Release Date: Aug 19, 2016
Record label: Planet Mu
Genre(s): Electronic, Pop/Rock, Club/Dance, Experimental Electronic, Garage Rap/Grime, Bass Music
WWWINGS are a mysterious trio of producers (known only as Lit Internet, Lit Eyne, and Lit Daw) who reside in former Soviet Union countries and met on a Russian social networking site. After forming the collective in 2015, they began releasing online EPs and instantly gained a following among fans of cutting-edge electronic music with their aggressive, startling sound incorporating elements of trap, industrial, grime, and numerous other styles. The group's heavily detailed, panoramic tracks seem to violently burst from the dark, assaulting the listener with smashing glass, whirring surveillance cameras, and severely fractured beats.

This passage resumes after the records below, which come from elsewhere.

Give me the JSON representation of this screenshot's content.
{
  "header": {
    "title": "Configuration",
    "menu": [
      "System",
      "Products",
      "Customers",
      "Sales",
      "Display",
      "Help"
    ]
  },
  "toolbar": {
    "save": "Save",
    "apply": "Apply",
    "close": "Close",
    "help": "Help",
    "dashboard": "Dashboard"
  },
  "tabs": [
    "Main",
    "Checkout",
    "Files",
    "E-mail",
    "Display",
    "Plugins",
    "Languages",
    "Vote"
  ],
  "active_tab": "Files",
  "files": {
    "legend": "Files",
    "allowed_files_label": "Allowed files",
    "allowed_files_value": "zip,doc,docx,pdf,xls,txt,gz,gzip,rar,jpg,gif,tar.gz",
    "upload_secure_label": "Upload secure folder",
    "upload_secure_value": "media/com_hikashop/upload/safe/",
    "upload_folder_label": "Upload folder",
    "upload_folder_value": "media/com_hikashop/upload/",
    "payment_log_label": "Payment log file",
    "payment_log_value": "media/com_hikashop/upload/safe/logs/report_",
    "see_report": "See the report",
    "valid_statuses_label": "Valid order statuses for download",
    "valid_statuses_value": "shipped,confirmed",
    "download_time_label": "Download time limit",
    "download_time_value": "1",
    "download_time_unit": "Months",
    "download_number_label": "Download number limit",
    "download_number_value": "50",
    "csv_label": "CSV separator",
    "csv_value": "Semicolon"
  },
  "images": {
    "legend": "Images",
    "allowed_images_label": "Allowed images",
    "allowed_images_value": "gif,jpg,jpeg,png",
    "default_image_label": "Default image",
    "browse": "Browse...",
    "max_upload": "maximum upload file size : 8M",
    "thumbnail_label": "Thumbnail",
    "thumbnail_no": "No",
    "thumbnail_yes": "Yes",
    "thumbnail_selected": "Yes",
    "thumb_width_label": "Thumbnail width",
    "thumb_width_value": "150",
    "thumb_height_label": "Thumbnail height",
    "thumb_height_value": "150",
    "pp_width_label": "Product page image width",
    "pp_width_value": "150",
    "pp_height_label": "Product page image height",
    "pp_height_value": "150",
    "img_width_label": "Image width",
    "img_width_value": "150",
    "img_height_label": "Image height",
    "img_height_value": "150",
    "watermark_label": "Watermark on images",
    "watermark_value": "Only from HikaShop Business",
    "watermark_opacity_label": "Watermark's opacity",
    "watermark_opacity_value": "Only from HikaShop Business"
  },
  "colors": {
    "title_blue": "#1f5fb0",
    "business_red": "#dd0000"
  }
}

WWWINGS exists only on the internet. Just a year ago, producers LIT INTERNET (formerly Yung Internet), LIT DAW (formerly Usermane) and LIT EYNE (formerly Gradientkid) reformed their production trio after dissolving BWWWOYS, a short-lived project that worked with the Russian label Hyperboloid. The three members, all between the ages of 18 and 25, live in Ukraine, Sibera and the Russian Far East, and have never met in person.

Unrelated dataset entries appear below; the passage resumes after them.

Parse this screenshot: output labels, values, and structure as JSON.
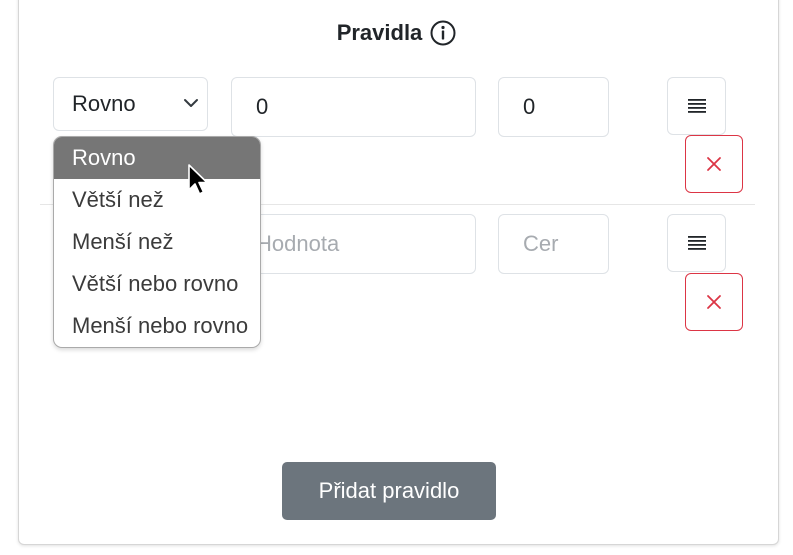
{
  "section": {
    "title": "Pravidla",
    "info_icon": "info-circle-icon"
  },
  "rules": [
    {
      "operator": "Rovno",
      "value": "0",
      "value_placeholder": "Hodnota",
      "target": "0",
      "target_placeholder": "Cer",
      "move_icon": "drag-handle-icon",
      "delete_icon": "close-icon"
    },
    {
      "operator": "",
      "value": "",
      "value_placeholder": "Hodnota",
      "target": "",
      "target_placeholder": "Cer",
      "move_icon": "drag-handle-icon",
      "delete_icon": "close-icon"
    }
  ],
  "operator_dropdown": {
    "selected": "Rovno",
    "options": [
      "Rovno",
      "Větší než",
      "Menší než",
      "Větší nebo rovno",
      "Menší nebo rovno"
    ]
  },
  "add_rule_button": "Přidat pravidlo",
  "colors": {
    "danger": "#dc3545",
    "secondary": "#6c757d",
    "option_highlight": "#767676",
    "border": "#dee2e6"
  }
}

Conceived of in post-Soviet countries and born of an interest in reflecting the struggles faced by those in creative fields (with opposing viewpoints than those of the government), WWWINGS and the shared experiences of its members (Lit Internet, Lit Eyne and Lit Daw) are expressed in their album, PHOENIXXX. It would be easy to dismiss the release as noise, an agitating collection of discordant sounds, but while PHOENIXXX is unsettled and unsettling, that's reflective of its industrial and dystopian bent; it's an interesting auditory tour of pockets of life in post-Soviet states. Rather than offer coherent, cohesive works, WWWINGS give their listeners suggestions or implications of what their tracks encompass through amalgamated, compressed, layered noises and sounds: bullets whizzing past, glass shattering, explosions, the clang of a cash register or hollow ring of a bell.
WWWings drop some new, often revelatory track on their Soundcloud site at a dizzying rate of once or twice a week. They’ve had a couple of EP-ish releases as well, but Phoenix represents their first attempt to bottle all that momentum into an album format. Their style of music is tricky to formalize into larger statements. Their logo and cover art presumes the sanguinary façade of metal band, but the music inside is something apart from gruff vocals and doom-laden riffage.